Ajay copes with the aftermath of Birju’s accident by searching for acceptance and love from his family, then from his peers. Ajay first begins praying day and night with his mother and aunt, since that is what his mother and culture taught him to do. After some time, he begins communicating directly with God, or at least his version of God. Ajay recalls how he used to picture God as Clark Kent, and how he talked to God about his situation and what would happen in the future. In one conversation, Ajay attempts to bargain with God, begging him to erase the three minutes Birju was underwater, to no avail (59). These two series of events and his decision to turn to religion first as a coping mechanism show that he is clearly influenced by his mother’s strong belief in religion and faith and wishes to get validation and acceptance from her. Slowly, he loses motivation to pray, becomes bored with singing prayers, and loses faith, so he stops visiting Birju’s hospital room and stops having conversations with God. This is when he realizes he has to find another way to cope with his feelings. Ajay confesses his friend Jeff about Birju’s condition, then makes up lies to make his brother sound even better than he truly was. He recounts the extravagant lies he told, stories about how Birju beat up people who were bullying Ajay, how Birju became fluent in French in two weeks, and many more (103-109). This is just one of Ajay’s desperate attempts to obtain validation from his classmates. The second time this occurs is when Ajay begins tenth grade. He first calls a girl named Rita and tells her he has a crush on her, that he thinks she’s attractive, and he asks her on a date. She rejects him and Ajay immediately goes to find another girl. He pursues Minakshi, another girl in his grade who he does not find as attractive. He keeps whispering “I love you” and dropping love notes to her in the halls and during class until she finally notices him and they begin dating (168-169). He probably does this because he is not getting attention and affection at home, so he is forced to search for it elsewhere. His relationship makes him feel happy and gives him hope for the future for the first time, showing how this coping mechanism actually works for him, at least for a short time.

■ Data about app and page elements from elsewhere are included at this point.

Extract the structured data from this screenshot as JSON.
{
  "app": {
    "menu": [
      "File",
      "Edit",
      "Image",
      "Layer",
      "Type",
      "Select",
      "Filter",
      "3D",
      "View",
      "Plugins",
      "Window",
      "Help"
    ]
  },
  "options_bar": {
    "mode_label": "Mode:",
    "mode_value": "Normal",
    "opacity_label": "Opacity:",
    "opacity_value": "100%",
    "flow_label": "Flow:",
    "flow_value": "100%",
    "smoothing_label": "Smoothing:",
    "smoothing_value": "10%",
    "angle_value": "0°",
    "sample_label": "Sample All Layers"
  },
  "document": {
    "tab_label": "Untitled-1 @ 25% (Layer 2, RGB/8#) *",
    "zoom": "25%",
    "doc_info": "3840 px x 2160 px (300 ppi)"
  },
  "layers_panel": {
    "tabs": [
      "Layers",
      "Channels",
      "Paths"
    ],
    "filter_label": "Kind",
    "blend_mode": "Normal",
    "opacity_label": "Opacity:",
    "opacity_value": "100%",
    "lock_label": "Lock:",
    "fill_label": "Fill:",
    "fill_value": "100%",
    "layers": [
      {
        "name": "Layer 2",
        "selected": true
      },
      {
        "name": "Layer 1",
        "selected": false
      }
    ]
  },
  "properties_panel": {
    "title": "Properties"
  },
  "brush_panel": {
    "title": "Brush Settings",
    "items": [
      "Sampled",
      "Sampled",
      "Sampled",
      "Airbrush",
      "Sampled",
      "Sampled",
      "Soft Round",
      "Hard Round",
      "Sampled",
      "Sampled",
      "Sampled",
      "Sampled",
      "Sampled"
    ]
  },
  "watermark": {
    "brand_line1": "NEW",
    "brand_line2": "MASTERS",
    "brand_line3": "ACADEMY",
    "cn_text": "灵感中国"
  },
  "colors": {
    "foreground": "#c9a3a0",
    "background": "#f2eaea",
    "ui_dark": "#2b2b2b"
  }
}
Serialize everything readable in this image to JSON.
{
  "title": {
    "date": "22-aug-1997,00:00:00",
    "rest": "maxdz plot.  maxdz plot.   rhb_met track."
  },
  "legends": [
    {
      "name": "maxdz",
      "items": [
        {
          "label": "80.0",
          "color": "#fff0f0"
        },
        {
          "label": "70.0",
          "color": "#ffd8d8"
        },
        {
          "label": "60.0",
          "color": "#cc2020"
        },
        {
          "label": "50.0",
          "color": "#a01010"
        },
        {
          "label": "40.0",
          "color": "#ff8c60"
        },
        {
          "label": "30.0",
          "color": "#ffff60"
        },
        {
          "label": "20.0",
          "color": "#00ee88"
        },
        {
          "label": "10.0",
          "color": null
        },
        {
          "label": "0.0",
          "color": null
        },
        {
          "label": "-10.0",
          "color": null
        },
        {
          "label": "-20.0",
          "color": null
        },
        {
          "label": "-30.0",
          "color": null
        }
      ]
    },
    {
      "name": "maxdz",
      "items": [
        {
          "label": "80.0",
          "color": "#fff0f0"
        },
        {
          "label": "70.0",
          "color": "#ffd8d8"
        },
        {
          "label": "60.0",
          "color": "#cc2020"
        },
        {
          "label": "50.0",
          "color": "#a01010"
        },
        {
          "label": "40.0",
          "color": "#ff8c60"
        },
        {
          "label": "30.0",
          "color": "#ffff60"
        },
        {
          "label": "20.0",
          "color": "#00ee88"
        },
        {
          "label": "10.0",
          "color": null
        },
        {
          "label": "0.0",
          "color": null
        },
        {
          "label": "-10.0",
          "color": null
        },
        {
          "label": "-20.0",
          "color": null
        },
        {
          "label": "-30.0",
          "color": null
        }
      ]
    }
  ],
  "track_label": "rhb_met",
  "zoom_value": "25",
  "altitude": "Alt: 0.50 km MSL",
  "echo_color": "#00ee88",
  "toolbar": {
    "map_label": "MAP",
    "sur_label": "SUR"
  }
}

Although they each use their own coping mechanisms, each member of the family has similar coping mechanisms because they all are trying to escape or distract themselves from their reality. While Shuba utilizes her religion and anger to vent her emotions and lull herself into a false sense of security and hope, Rajinder drinks to escape from his reality, and Ajay searches for love and acceptance from people outside his family. Shuba’s decision to turn to religion and anger show that she is more willing than Rajinder to accept various parts of her reality while avoiding others, while he wishes to simply avoid it all and distract himself from their situation. Ajay’s coping mechanisms are similar to his parents’ because he wishes to distract himself from a large portion of his reality: the fact that his parents’ are not paying as much attention to him and the fact that his brother will likely never recover from his brain damage.